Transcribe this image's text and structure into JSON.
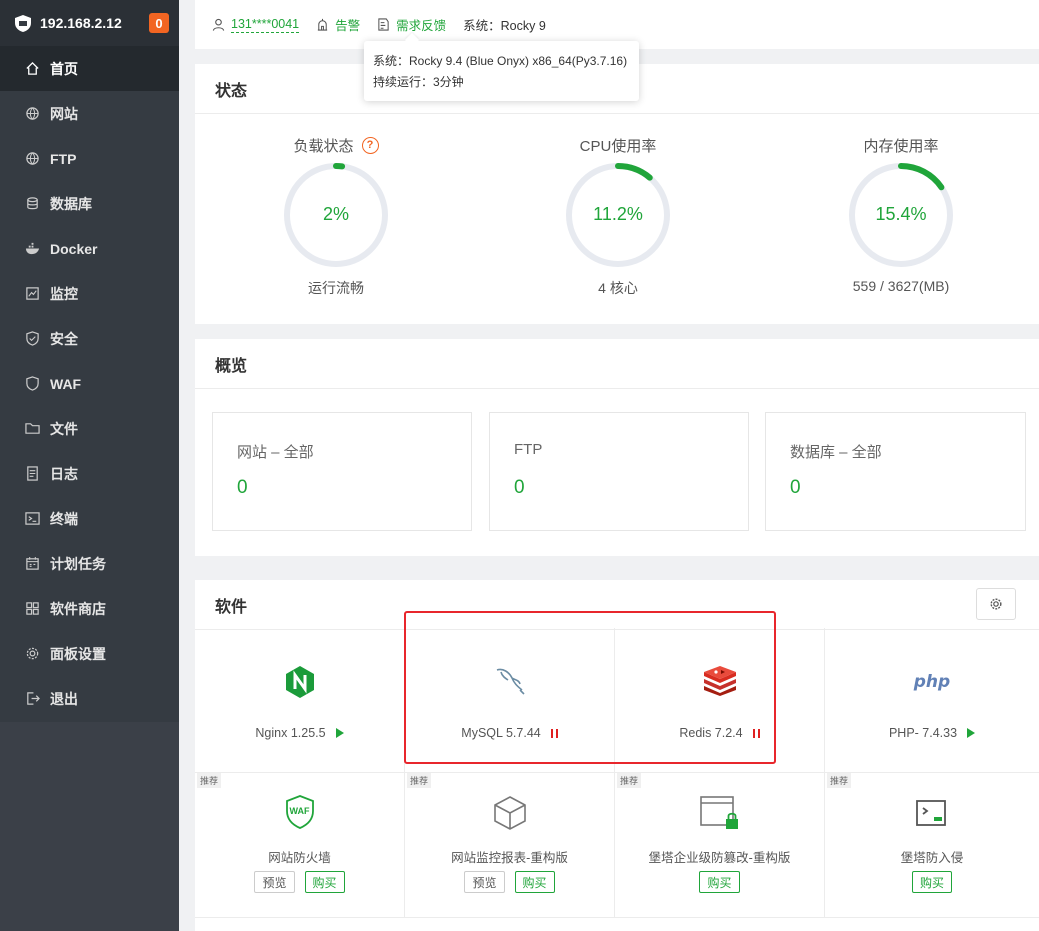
{
  "sidebar": {
    "ip": "192.168.2.12",
    "badge": "0",
    "items": [
      {
        "label": "首页",
        "icon": "home-icon"
      },
      {
        "label": "网站",
        "icon": "globe-icon"
      },
      {
        "label": "FTP",
        "icon": "globe-icon"
      },
      {
        "label": "数据库",
        "icon": "database-icon"
      },
      {
        "label": "Docker",
        "icon": "docker-icon"
      },
      {
        "label": "监控",
        "icon": "monitor-icon"
      },
      {
        "label": "安全",
        "icon": "shield-icon"
      },
      {
        "label": "WAF",
        "icon": "waf-icon"
      },
      {
        "label": "文件",
        "icon": "folder-icon"
      },
      {
        "label": "日志",
        "icon": "log-icon"
      },
      {
        "label": "终端",
        "icon": "terminal-icon"
      },
      {
        "label": "计划任务",
        "icon": "calendar-icon"
      },
      {
        "label": "软件商店",
        "icon": "store-icon"
      },
      {
        "label": "面板设置",
        "icon": "gear-icon"
      },
      {
        "label": "退出",
        "icon": "logout-icon"
      }
    ]
  },
  "topbar": {
    "user": "131****0041",
    "alert": "告警",
    "feedback": "需求反馈",
    "system": "系统：Rocky 9"
  },
  "tooltip": {
    "line1": "系统：Rocky 9.4 (Blue Onyx) x86_64(Py3.7.16)",
    "line2": "持续运行：3分钟"
  },
  "status": {
    "title": "状态",
    "gauges": [
      {
        "label": "负载状态",
        "value": "2%",
        "percent": 2,
        "sub": "运行流畅"
      },
      {
        "label": "CPU使用率",
        "value": "11.2%",
        "percent": 11.2,
        "sub": "4 核心"
      },
      {
        "label": "内存使用率",
        "value": "15.4%",
        "percent": 15.4,
        "sub": "559 / 3627(MB)"
      }
    ],
    "help_icon": "?"
  },
  "overview": {
    "title": "概览",
    "cards": [
      {
        "title": "网站 – 全部",
        "value": "0"
      },
      {
        "title": "FTP",
        "value": "0"
      },
      {
        "title": "数据库 – 全部",
        "value": "0"
      }
    ]
  },
  "software": {
    "title": "软件",
    "installed": [
      {
        "name": "Nginx 1.25.5",
        "state": "play"
      },
      {
        "name": "MySQL 5.7.44",
        "state": "pause"
      },
      {
        "name": "Redis 7.2.4",
        "state": "pause"
      },
      {
        "name": "PHP- 7.4.33",
        "state": "play"
      }
    ],
    "recommended": [
      {
        "tag": "推荐",
        "name": "网站防火墙",
        "preview": "预览",
        "buy": "购买"
      },
      {
        "tag": "推荐",
        "name": "网站监控报表-重构版",
        "preview": "预览",
        "buy": "购买"
      },
      {
        "tag": "推荐",
        "name": "堡塔企业级防篡改-重构版",
        "buy": "购买"
      },
      {
        "tag": "推荐",
        "name": "堡塔防入侵",
        "buy": "购买"
      }
    ],
    "php_logo": "php",
    "waf_logo": "WAF"
  },
  "colors": {
    "accent": "#20a53a",
    "sidebar": "#353b42",
    "badge": "#f26522",
    "highlight": "#e8262c"
  }
}
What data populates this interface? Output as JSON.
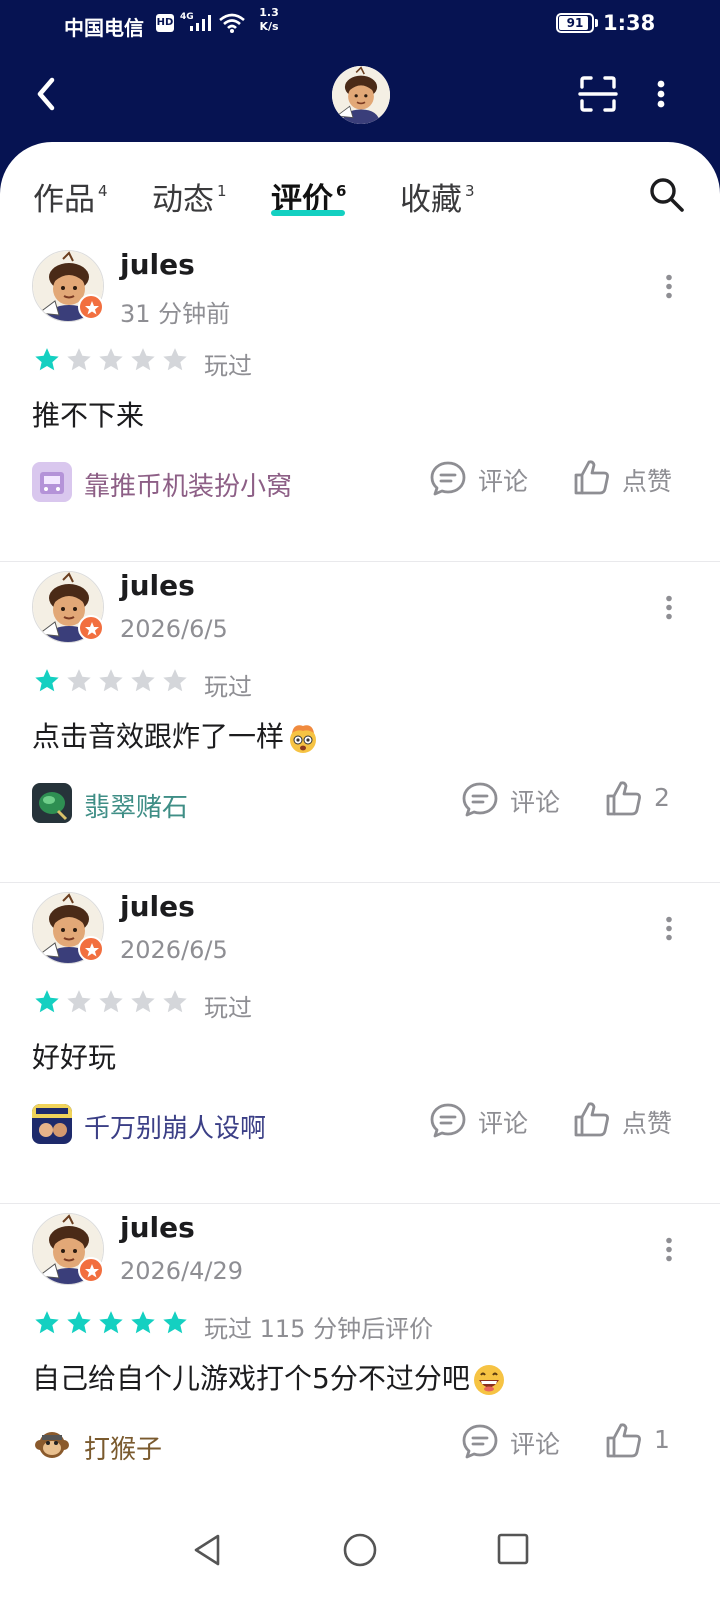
{
  "status_bar": {
    "carrier": "中国电信",
    "hd": "HD",
    "network": "4G",
    "speed_value": "1.3",
    "speed_unit": "K/s",
    "battery": "91",
    "battery_level": 0.91,
    "time": "1:38"
  },
  "header": {
    "back_icon": "chevron-left-icon",
    "scan_icon": "scan-icon",
    "more_icon": "more-vertical-icon"
  },
  "tabs": [
    {
      "label": "作品",
      "count": "4"
    },
    {
      "label": "动态",
      "count": "1"
    },
    {
      "label": "评价",
      "count": "6",
      "active": true
    },
    {
      "label": "收藏",
      "count": "3"
    }
  ],
  "reviews": [
    {
      "user": "jules",
      "time": "31 分钟前",
      "rating": 1,
      "played": "玩过",
      "text": "推不下来",
      "emoji": "",
      "game": "靠推币机装扮小窝",
      "game_color": "#8d5f86",
      "comment_label": "评论",
      "like_label": "点赞"
    },
    {
      "user": "jules",
      "time": "2026/6/5",
      "rating": 1,
      "played": "玩过",
      "text": "点击音效跟炸了一样",
      "emoji": "exploding-head",
      "game": "翡翠赌石",
      "game_color": "#3f8e86",
      "comment_label": "评论",
      "like_label": "2"
    },
    {
      "user": "jules",
      "time": "2026/6/5",
      "rating": 1,
      "played": "玩过",
      "text": "好好玩",
      "emoji": "",
      "game": "千万别崩人设啊",
      "game_color": "#3b3f86",
      "comment_label": "评论",
      "like_label": "点赞"
    },
    {
      "user": "jules",
      "time": "2026/4/29",
      "rating": 5,
      "played": "玩过 115 分钟后评价",
      "text": "自己给自个儿游戏打个5分不过分吧",
      "emoji": "grinning-face",
      "game": "打猴子",
      "game_color": "#7a5a2e",
      "comment_label": "评论",
      "like_label": "1"
    }
  ],
  "colors": {
    "header_bg": "#061352",
    "accent": "#14d0c1",
    "star_on": "#14d0c1",
    "star_off": "#d4d6da",
    "badge": "#f26f3f"
  },
  "nav_bar": {
    "back_icon": "triangle-back-icon",
    "home_icon": "circle-home-icon",
    "recent_icon": "square-recent-icon"
  }
}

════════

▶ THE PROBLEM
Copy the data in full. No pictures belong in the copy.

▶ REPLY TO THE EXERCISE
Transcribe this image's text and structure into JSON.
{
  "sidebar": {
    "ip": "192.168.2.12",
    "badge": "0",
    "items": [
      {
        "label": "首页",
        "icon": "home-icon"
      },
      {
        "label": "网站",
        "icon": "globe-icon"
      },
      {
        "label": "FTP",
        "icon": "globe-icon"
      },
      {
        "label": "数据库",
        "icon": "database-icon"
      },
      {
        "label": "Docker",
        "icon": "docker-icon"
      },
      {
        "label": "监控",
        "icon": "monitor-icon"
      },
      {
        "label": "安全",
        "icon": "shield-icon"
      },
      {
        "label": "WAF",
        "icon": "waf-icon"
      },
      {
        "label": "文件",
        "icon": "folder-icon"
      },
      {
        "label": "日志",
        "icon": "log-icon"
      },
      {
        "label": "终端",
        "icon": "terminal-icon"
      },
      {
        "label": "计划任务",
        "icon": "calendar-icon"
      },
      {
        "label": "软件商店",
        "icon": "store-icon"
      },
      {
        "label": "面板设置",
        "icon": "gear-icon"
      },
      {
        "label": "退出",
        "icon": "logout-icon"
      }
    ]
  },
  "topbar": {
    "user": "131****0041",
    "alert": "告警",
    "feedback": "需求反馈",
    "system": "系统：Rocky 9"
  },
  "tooltip": {
    "line1": "系统：Rocky 9.4 (Blue Onyx) x86_64(Py3.7.16)",
    "line2": "持续运行：3分钟"
  },
  "status": {
    "title": "状态",
    "gauges": [
      {
        "label": "负载状态",
        "value": "2%",
        "percent": 2,
        "sub": "运行流畅"
      },
      {
        "label": "CPU使用率",
        "value": "11.2%",
        "percent": 11.2,
        "sub": "4 核心"
      },
      {
        "label": "内存使用率",
        "value": "15.4%",
        "percent": 15.4,
        "sub": "559 / 3627(MB)"
      }
    ],
    "help_icon": "?"
  },
  "overview": {
    "title": "概览",
    "cards": [
      {
        "title": "网站 – 全部",
        "value": "0"
      },
      {
        "title": "FTP",
        "value": "0"
      },
      {
        "title": "数据库 – 全部",
        "value": "0"
      }
    ]
  },
  "software": {
    "title": "软件",
    "installed": [
      {
        "name": "Nginx 1.25.5",
        "state": "play"
      },
      {
        "name": "MySQL 5.7.44",
        "state": "pause"
      },
      {
        "name": "Redis 7.2.4",
        "state": "pause"
      },
      {
        "name": "PHP- 7.4.33",
        "state": "play"
      }
    ],
    "recommended": [
      {
        "tag": "推荐",
        "name": "网站防火墙",
        "preview": "预览",
        "buy": "购买"
      },
      {
        "tag": "推荐",
        "name": "网站监控报表-重构版",
        "preview": "预览",
        "buy": "购买"
      },
      {
        "tag": "推荐",
        "name": "堡塔企业级防篡改-重构版",
        "buy": "购买"
      },
      {
        "tag": "推荐",
        "name": "堡塔防入侵",
        "buy": "购买"
      }
    ],
    "php_logo": "php",
    "waf_logo": "WAF"
  },
  "colors": {
    "accent": "#20a53a",
    "sidebar": "#353b42",
    "badge": "#f26522",
    "highlight": "#e8262c"
  }
}
What data populates this interface? Output as JSON.
{
  "status_bar": {
    "carrier": "中国电信",
    "hd": "HD",
    "network": "4G",
    "speed_value": "1.3",
    "speed_unit": "K/s",
    "battery": "91",
    "battery_level": 0.91,
    "time": "1:38"
  },
  "header": {
    "back_icon": "chevron-left-icon",
    "scan_icon": "scan-icon",
    "more_icon": "more-vertical-icon"
  },
  "tabs": [
    {
      "label": "作品",
      "count": "4"
    },
    {
      "label": "动态",
      "count": "1"
    },
    {
      "label": "评价",
      "count": "6",
      "active": true
    },
    {
      "label": "收藏",
      "count": "3"
    }
  ],
  "reviews": [
    {
      "user": "jules",
      "time": "31 分钟前",
      "rating": 1,
      "played": "玩过",
      "text": "推不下来",
      "emoji": "",
      "game": "靠推币机装扮小窝",
      "game_color": "#8d5f86",
      "comment_label": "评论",
      "like_label": "点赞"
    },
    {
      "user": "jules",
      "time": "2026/6/5",
      "rating": 1,
      "played": "玩过",
      "text": "点击音效跟炸了一样",
      "emoji": "exploding-head",
      "game": "翡翠赌石",
      "game_color": "#3f8e86",
      "comment_label": "评论",
      "like_label": "2"
    },
    {
      "user": "jules",
      "time": "2026/6/5",
      "rating": 1,
      "played": "玩过",
      "text": "好好玩",
      "emoji": "",
      "game": "千万别崩人设啊",
      "game_color": "#3b3f86",
      "comment_label": "评论",
      "like_label": "点赞"
    },
    {
      "user": "jules",
      "time": "2026/4/29",
      "rating": 5,
      "played": "玩过 115 分钟后评价",
      "text": "自己给自个儿游戏打个5分不过分吧",
      "emoji": "grinning-face",
      "game": "打猴子",
      "game_color": "#7a5a2e",
      "comment_label": "评论",
      "like_label": "1"
    }
  ],
  "colors": {
    "header_bg": "#061352",
    "accent": "#14d0c1",
    "star_on": "#14d0c1",
    "star_off": "#d4d6da",
    "badge": "#f26f3f"
  },
  "nav_bar": {
    "back_icon": "triangle-back-icon",
    "home_icon": "circle-home-icon",
    "recent_icon": "square-recent-icon"
  }
}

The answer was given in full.